28 Nov

My Story

Living with Cancer: it’s about living your life the best way you can and helping others to do the same.

By Henry Rant

I’ve loved sports for as long as I can remember. My first word when I was a kid was “ball.” From a very young age I was an athlete, so when I was diagnosed with Prostate cancer in December of my freshman year of college, that was a shock. I’d been having stomach pain, and trouble urinating since the beginning of the previous summer, and no one could tell me what was wrong. Of course, the idea that I had cancer never crossed my mind. But after a tough fall season I finally had a colonoscopy at Staten Island University Hospital, where the oncologist diagnosed me with prostate cancer.

I was 18 years old. I had no idea what Prostate Cancer was, and it was hard to wrap my head around the idea of having this illness for the rest of my life. I was not exactly in the best state of mind at that point. I played both tennis and baseball my whole life, but fall of my freshman year I couldn’t play either anymore because I couldn’t make it through a match without crunching up into a ball on the court because of the pain, not to mention the catheter attached to me. Right now, I’m studying biology at City College of New York with an interest in going on to medical school to become an oncologist. I was reading about prostate cancer in America. American men have a 16 percent risk of developing prostate cancer in their lifetime, but only 3 percent lifetime risk of dying from it.

My freshman year, I was spending a lot of time at the University Hospital in Staten Island and I realized there were many kids there suffering a lot more than I was. I would come in once a week and see the same kids, week after week, who hadn’t been able to leave their rooms. I thought there must be some way I could help them.

At the time I was really into collecting baseball cards, and I thought collecting and giving away sports cards to kids in hospitals would be a cool idea. My friends and I decided to better organize ourselves which would do this for as many kids as possible. By the time I left college, we’d given out 500,000 cards to kids in need, and every single pack we give away makes these kids so happy. It’s just amazing the reactions we get — from both the kids and their parents, who are usually sports fans, too. Here at City College, I’m still heavily involved, overseeing the ambassadors around the country. I just love being able to do it for these kids.

If you have a disease or a prolong illness like Prostate Cancer, you have to try and find a way to keep doing what you love. And if you have to let that go, try and discover something that’s similar. I wasn’t able to keep playing tennis, so I resorted to ping-pong.
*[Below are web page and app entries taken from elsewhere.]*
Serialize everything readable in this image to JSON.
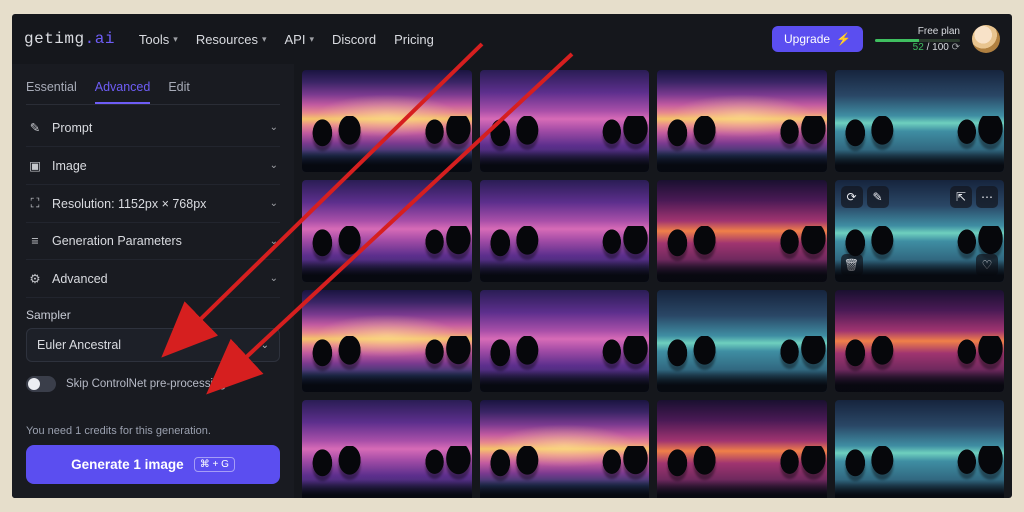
{
  "brand": {
    "name_a": "getimg",
    "dot": ".",
    "name_b": "ai"
  },
  "nav": {
    "tools": "Tools",
    "resources": "Resources",
    "api": "API",
    "discord": "Discord",
    "pricing": "Pricing"
  },
  "header": {
    "upgrade": "Upgrade",
    "plan_label": "Free plan",
    "credits_used": "52",
    "credits_sep": " / ",
    "credits_total": "100"
  },
  "tabs": {
    "essential": "Essential",
    "advanced": "Advanced",
    "edit": "Edit"
  },
  "acc": {
    "prompt": "Prompt",
    "image": "Image",
    "resolution": "Resolution: 1152px × 768px",
    "genparams": "Generation Parameters",
    "advanced": "Advanced"
  },
  "sampler": {
    "label": "Sampler",
    "value": "Euler Ancestral"
  },
  "toggle": {
    "skip_controlnet": "Skip ControlNet pre-processing"
  },
  "footer": {
    "credits_note": "You need 1 credits for this generation.",
    "generate": "Generate 1 image",
    "shortcut": "⌘ + G"
  },
  "colors": {
    "accent": "#5b4ef0",
    "accent_hover": "#6e5df6",
    "success": "#3fbf60"
  }
}
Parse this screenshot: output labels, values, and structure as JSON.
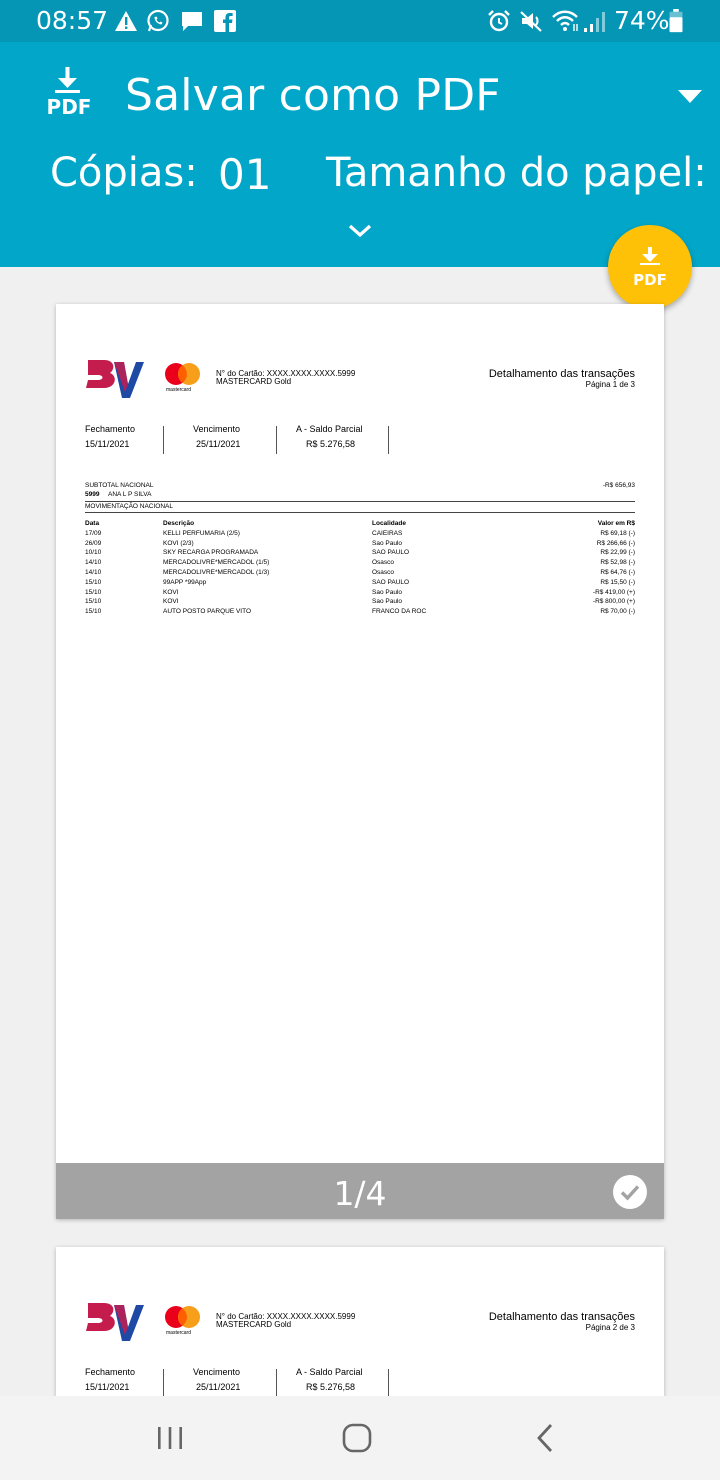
{
  "status_bar": {
    "time": "08:57",
    "battery": "74%",
    "left_icons": [
      "warning-icon",
      "whatsapp-icon",
      "chat-bubble-icon",
      "facebook-icon"
    ],
    "right_icons": [
      "alarm-icon",
      "mute-icon",
      "wifi-icon",
      "signal-icon",
      "battery-icon"
    ]
  },
  "header": {
    "icon_label": "PDF",
    "title": "Salvar como PDF",
    "copies_label": "Cópias:",
    "copies_value": "01",
    "paper_size_label": "Tamanho do papel:",
    "fab_label": "PDF",
    "accent_color": "#02a6c8",
    "fab_color": "#ffc107"
  },
  "document": {
    "card_number": "N° do Cartão: XXXX.XXXX.XXXX.5999",
    "card_type": "MASTERCARD Gold",
    "mastercard_text": "mastercard",
    "title": "Detalhamento das transações",
    "summary": [
      {
        "label": "Fechamento",
        "value": "15/11/2021"
      },
      {
        "label": "Vencimento",
        "value": "25/11/2021"
      },
      {
        "label": "A - Saldo Parcial",
        "value": "R$ 5.276,58"
      }
    ],
    "subtotal_label": "SUBTOTAL NACIONAL",
    "subtotal_value": "-R$ 656,93",
    "card_final": "5999",
    "holder": "ANA L P SILVA",
    "section": "MOVIMENTAÇÃO NACIONAL",
    "columns": [
      "Data",
      "Descrição",
      "Localidade",
      "Valor em R$"
    ],
    "transactions": [
      [
        "17/09",
        "KELLI PERFUMARIA (2/5)",
        "CAIEIRAS",
        "R$ 69,18 (-)"
      ],
      [
        "26/09",
        "KOVI (2/3)",
        "Sao Paulo",
        "R$ 266,66 (-)"
      ],
      [
        "10/10",
        "SKY RECARGA PROGRAMADA",
        "SAO PAULO",
        "R$ 22,99 (-)"
      ],
      [
        "14/10",
        "MERCADOLIVRE*MERCADOL (1/5)",
        "Osasco",
        "R$ 52,98 (-)"
      ],
      [
        "14/10",
        "MERCADOLIVRE*MERCADOL (1/3)",
        "Osasco",
        "R$ 64,76 (-)"
      ],
      [
        "15/10",
        "99APP *99App",
        "SAO PAULO",
        "R$ 15,50 (-)"
      ],
      [
        "15/10",
        "KOVI",
        "Sao Paulo",
        "-R$ 419,00 (+)"
      ],
      [
        "15/10",
        "KOVI",
        "Sao Paulo",
        "-R$ 800,00 (+)"
      ],
      [
        "15/10",
        "AUTO POSTO PARQUE VITO",
        "FRANCO DA ROC",
        "R$ 70,00 (-)"
      ]
    ]
  },
  "pages": [
    {
      "page_label": "Página 1 de 3",
      "indicator": "1/4",
      "selected": true
    },
    {
      "page_label": "Página 2 de 3"
    }
  ]
}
It doesn’t take as much energy, but it’s the same concept and I enjoy it so much. Accept the fact that you’re going to have this condition for your whole life. It’s not going to be easy. But if you have doctors you trust, and if you take advantage of all the support that’s available — and there are more support groups and camps and things out there now than there were even a few years ago, when I was diagnosed — you’ll be surprised how full a life you can still lead.